Our data show children with an EX-graft suffered from higher risks of infections after LT than those with a NEX-graft even if they have lower C0 levels of TAC, suggesting that the TAC C0 level is not a reliable index to truly reflect patients’ situation of immunosuppression. However, this is probably related to the increasing doses of TAC to reach the target C0 levels in this group of patients. Alak and Moy [32] revealed that only 54.4% of the immunosuppression was ascribed to TAC after transplantation. TAC is metabolized by CYP3A enzymes into at least 4 major metabolites (M-I, M-II, M-III, and M-IV) and at least 9 total metabolites, which might have dissimilar immunosuppressant activities. The most common metabolite is the 13-0-demethyl FK506 (M-I), and other metabolites include 0-demethylated at the 31 and 15 positions (M-II and M-III, respectively) and hydroxylated at the 12 position (M-IV) [3336]. On the other hand, this study suggests that risks of acute rejections are not influenced by donor CYP3A5 genotype or GRWR. To further evaluate the immune functions status of recipients, we compared Cylex ATP values using CD4 + T-lymphocyte functional assay after LT. As expected, the LS/EX group who had the highest risk of infectious complications was associated with highest proportion of patients with the ATP  ng/ml, but the GRWR had less impact on incidence of infectious complications than donor CYP3A5 genotypes. Nonetheless, we recommend that donor CYP3A5 genotypes and the GRWR should be taken into consideration during administration of TAC after pediatric LDLT.

There are several underlying limitations in our study. First, data in this study were retrospectively reviewed from the pediatric LT database, and the sample size was subject to the nature of a single-center study. Second, disproportionate percentages of children who switched from TAC to cyclosporine across the 4 groups might cause selection bias in multivariate GLMM analyses. Third, amounts of TAC metabolites in recipients and CYP3A5 enzyme activities in donor livers were not measured in this study, and how TAC metabolites affect immune functions after pediatric LDLT still needs to be further clarified in a prospective study.
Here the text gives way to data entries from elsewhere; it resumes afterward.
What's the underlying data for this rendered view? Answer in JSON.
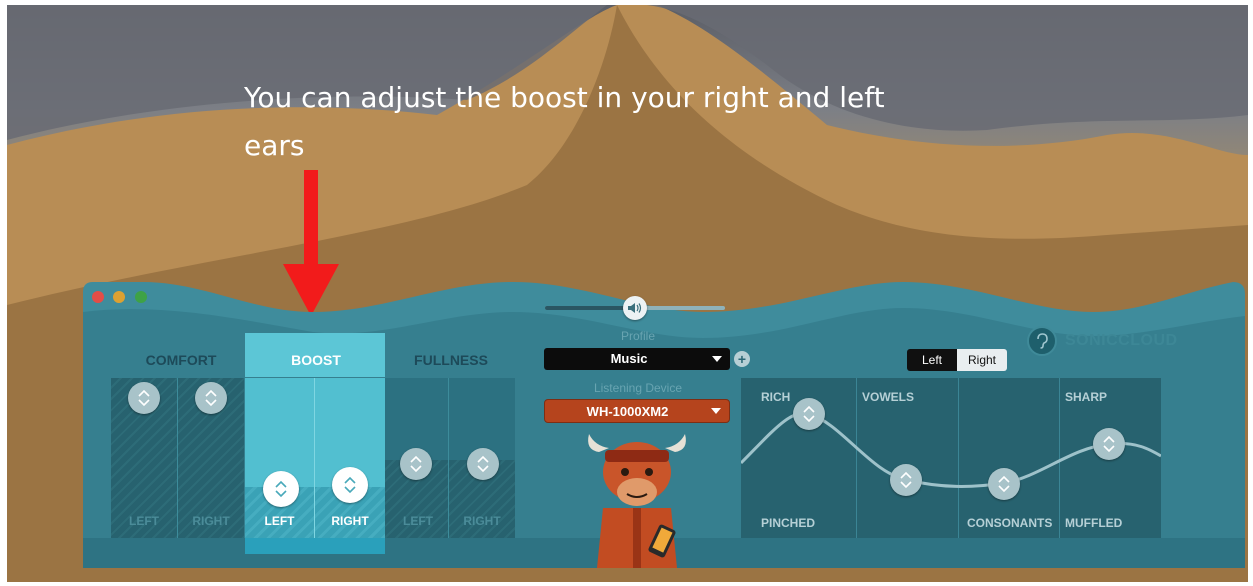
{
  "caption": {
    "line1": "You can adjust the boost in your right and left",
    "line2": "ears"
  },
  "window": {
    "controls": [
      "close",
      "minimize",
      "maximize"
    ]
  },
  "tabs": [
    {
      "label": "COMFORT",
      "active": false
    },
    {
      "label": "BOOST",
      "active": true
    },
    {
      "label": "FULLNESS",
      "active": false
    }
  ],
  "comfort": {
    "left_label": "LEFT",
    "right_label": "RIGHT"
  },
  "boost": {
    "left_label": "LEFT",
    "right_label": "RIGHT"
  },
  "fullness": {
    "left_label": "LEFT",
    "right_label": "RIGHT"
  },
  "profile": {
    "caption": "Profile",
    "value": "Music",
    "add_label": "+"
  },
  "device": {
    "caption": "Listening Device",
    "value": "WH-1000XM2"
  },
  "ear_toggle": {
    "left": "Left",
    "right": "Right",
    "selected": "Left"
  },
  "brand": {
    "name": "SONICCLOUD"
  },
  "tone": {
    "top_labels": [
      "RICH",
      "VOWELS",
      "SHARP"
    ],
    "bottom_labels": [
      "PINCHED",
      "CONSONANTS",
      "MUFFLED"
    ]
  },
  "icons": [
    "speaker-icon",
    "dropdown-caret-icon",
    "add-icon",
    "brand-ear-icon",
    "stepper-icon",
    "down-arrow-icon"
  ],
  "colors": {
    "accent": "#5cc6d6",
    "arrow": "#f21b1b",
    "device": "#b5441d"
  }
}
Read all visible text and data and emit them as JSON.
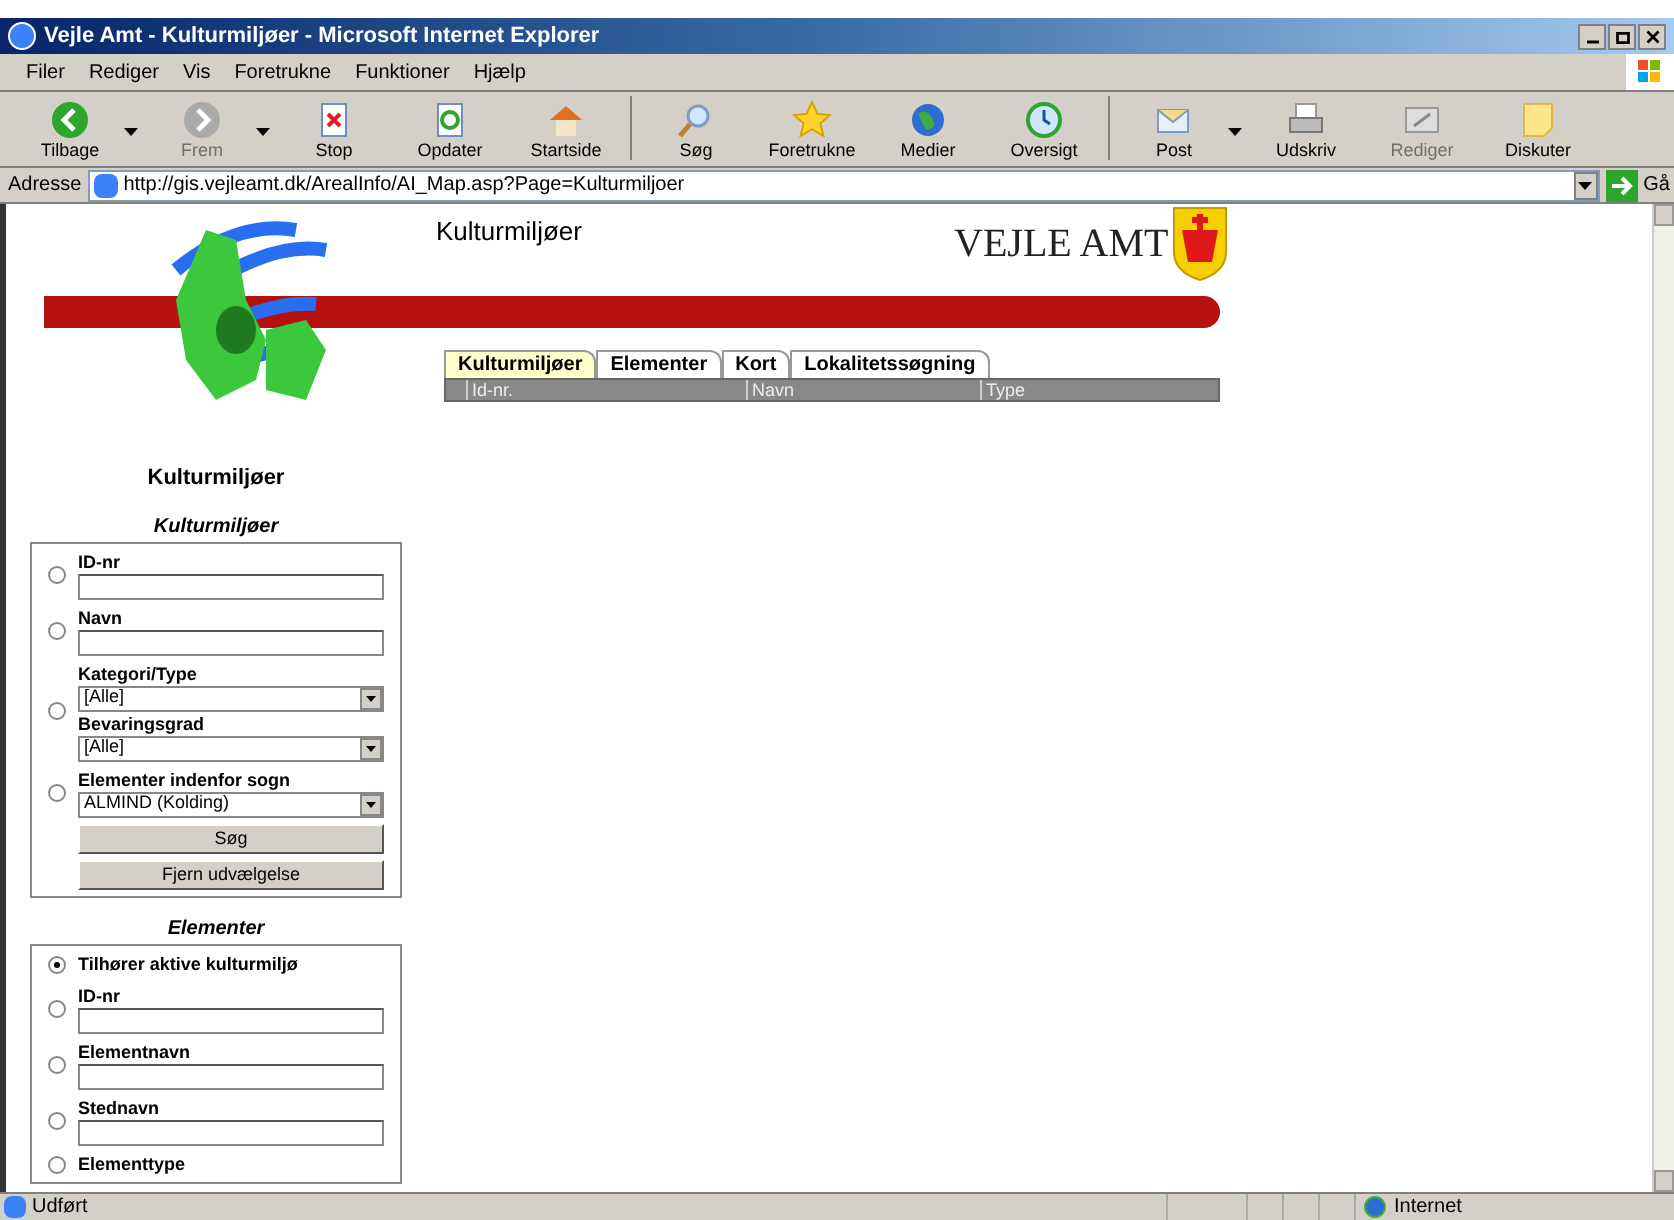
{
  "window": {
    "title": "Vejle Amt - Kulturmiljøer - Microsoft Internet Explorer"
  },
  "menu": [
    "Filer",
    "Rediger",
    "Vis",
    "Foretrukne",
    "Funktioner",
    "Hjælp"
  ],
  "toolbar": [
    {
      "kind": "back",
      "label": "Tilbage",
      "disabled": false,
      "dropdown": true
    },
    {
      "kind": "forward",
      "label": "Frem",
      "disabled": true,
      "dropdown": true
    },
    {
      "kind": "stop",
      "label": "Stop",
      "disabled": false,
      "dropdown": false
    },
    {
      "kind": "refresh",
      "label": "Opdater",
      "disabled": false,
      "dropdown": false
    },
    {
      "kind": "home",
      "label": "Startside",
      "disabled": false,
      "dropdown": false
    },
    {
      "kind": "search",
      "label": "Søg",
      "disabled": false,
      "dropdown": false
    },
    {
      "kind": "favorites",
      "label": "Foretrukne",
      "disabled": false,
      "dropdown": false
    },
    {
      "kind": "media",
      "label": "Medier",
      "disabled": false,
      "dropdown": false
    },
    {
      "kind": "history",
      "label": "Oversigt",
      "disabled": false,
      "dropdown": false
    },
    {
      "kind": "mail",
      "label": "Post",
      "disabled": false,
      "dropdown": true
    },
    {
      "kind": "print",
      "label": "Udskriv",
      "disabled": false,
      "dropdown": false
    },
    {
      "kind": "edit",
      "label": "Rediger",
      "disabled": true,
      "dropdown": false
    },
    {
      "kind": "discuss",
      "label": "Diskuter",
      "disabled": false,
      "dropdown": false
    }
  ],
  "address": {
    "label": "Adresse",
    "url": "http://gis.vejleamt.dk/ArealInfo/AI_Map.asp?Page=Kulturmiljoer",
    "go": "Gå"
  },
  "page": {
    "title": "Kulturmiljøer",
    "brand": "VEJLE AMT",
    "tabs": [
      {
        "label": "Kulturmiljøer",
        "selected": true
      },
      {
        "label": "Elementer",
        "selected": false
      },
      {
        "label": "Kort",
        "selected": false
      },
      {
        "label": "Lokalitetssøgning",
        "selected": false
      }
    ],
    "table": {
      "columns": [
        "Id-nr.",
        "Navn",
        "Type"
      ]
    },
    "sidebar": {
      "heading": "Kulturmiljøer",
      "sections": [
        {
          "title": "Kulturmiljøer",
          "options": [
            {
              "selected": false,
              "fields": [
                {
                  "kind": "text",
                  "label": "ID-nr"
                }
              ]
            },
            {
              "selected": false,
              "fields": [
                {
                  "kind": "text",
                  "label": "Navn"
                }
              ]
            },
            {
              "selected": false,
              "fields": [
                {
                  "kind": "select",
                  "label": "Kategori/Type",
                  "value": "[Alle]"
                },
                {
                  "kind": "select",
                  "label": "Bevaringsgrad",
                  "value": "[Alle]"
                }
              ]
            },
            {
              "selected": false,
              "fields": [
                {
                  "kind": "select",
                  "label": "Elementer indenfor sogn",
                  "value": "ALMIND (Kolding)"
                }
              ]
            }
          ],
          "buttons": [
            "Søg",
            "Fjern udvælgelse"
          ]
        },
        {
          "title": "Elementer",
          "options": [
            {
              "selected": true,
              "label": "Tilhører aktive kulturmiljø"
            },
            {
              "selected": false,
              "fields": [
                {
                  "kind": "text",
                  "label": "ID-nr"
                }
              ]
            },
            {
              "selected": false,
              "fields": [
                {
                  "kind": "text",
                  "label": "Elementnavn"
                }
              ]
            },
            {
              "selected": false,
              "fields": [
                {
                  "kind": "text",
                  "label": "Stednavn"
                }
              ]
            },
            {
              "selected": false,
              "fields": [
                {
                  "kind": "label",
                  "label": "Elementtype"
                }
              ]
            }
          ]
        }
      ]
    }
  },
  "status_bar": {
    "text": "Udført",
    "zone": "Internet"
  }
}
In conclusion, donor CYP3A5-EX-type and a greater GRWR are both associated with significantly higher TAC dose requirements and lower C/D ratios after pediatric LDLT. However, significance of GRWR vanished after 3 months posttransplant. High doses of TAC in recipients with EX-grafts would result in increasing risks of infectious complications. Thus, monitoring of immune responses using Cylex ATP levels would be helpful to establish individualized immunosuppressant regimens.


BMI:Body mass index
CYP:Cytochrome P450
GLMM:Generalized linear mixed model
GRWR:Graft-to-recipient body weight ratio
LDLT:Living donor liver transplantation
LLS:Left lateral segment
LT:Liver transplantation
MHV:Middle hepatic vein
MMF:Mycophenolate mofetil
PELD:Pediatric end-stage liver disease
PFIC:Progressive familial intrahepatic cholestasis

Data Availability

The data used to support the findings of this study are available from the corresponding author upon request.


A preprint has previously been published [37].

Conflicts of Interest

The authors declare that they have no conflicts of interest.

Authors’ Contributions

Ping Wan and Yuchen Hou contributed equally to this work.


This study was supported by the National Science Fund for Distinguished Young Scholars (82100694), the Shanghai Sailing Program (18YF1412700), and the Shanghai Municipal Hospital Three-year-project for Clinical Skill’s Promotion and Innovation (16CR1003A) and by the grant from Shanghai Clinical Research Center (SHDC2020CR2003A), the Shanghai Jiao Tong University School of Medicine (DLY201606), and the National Natural Science Foundation of China general program (82170669).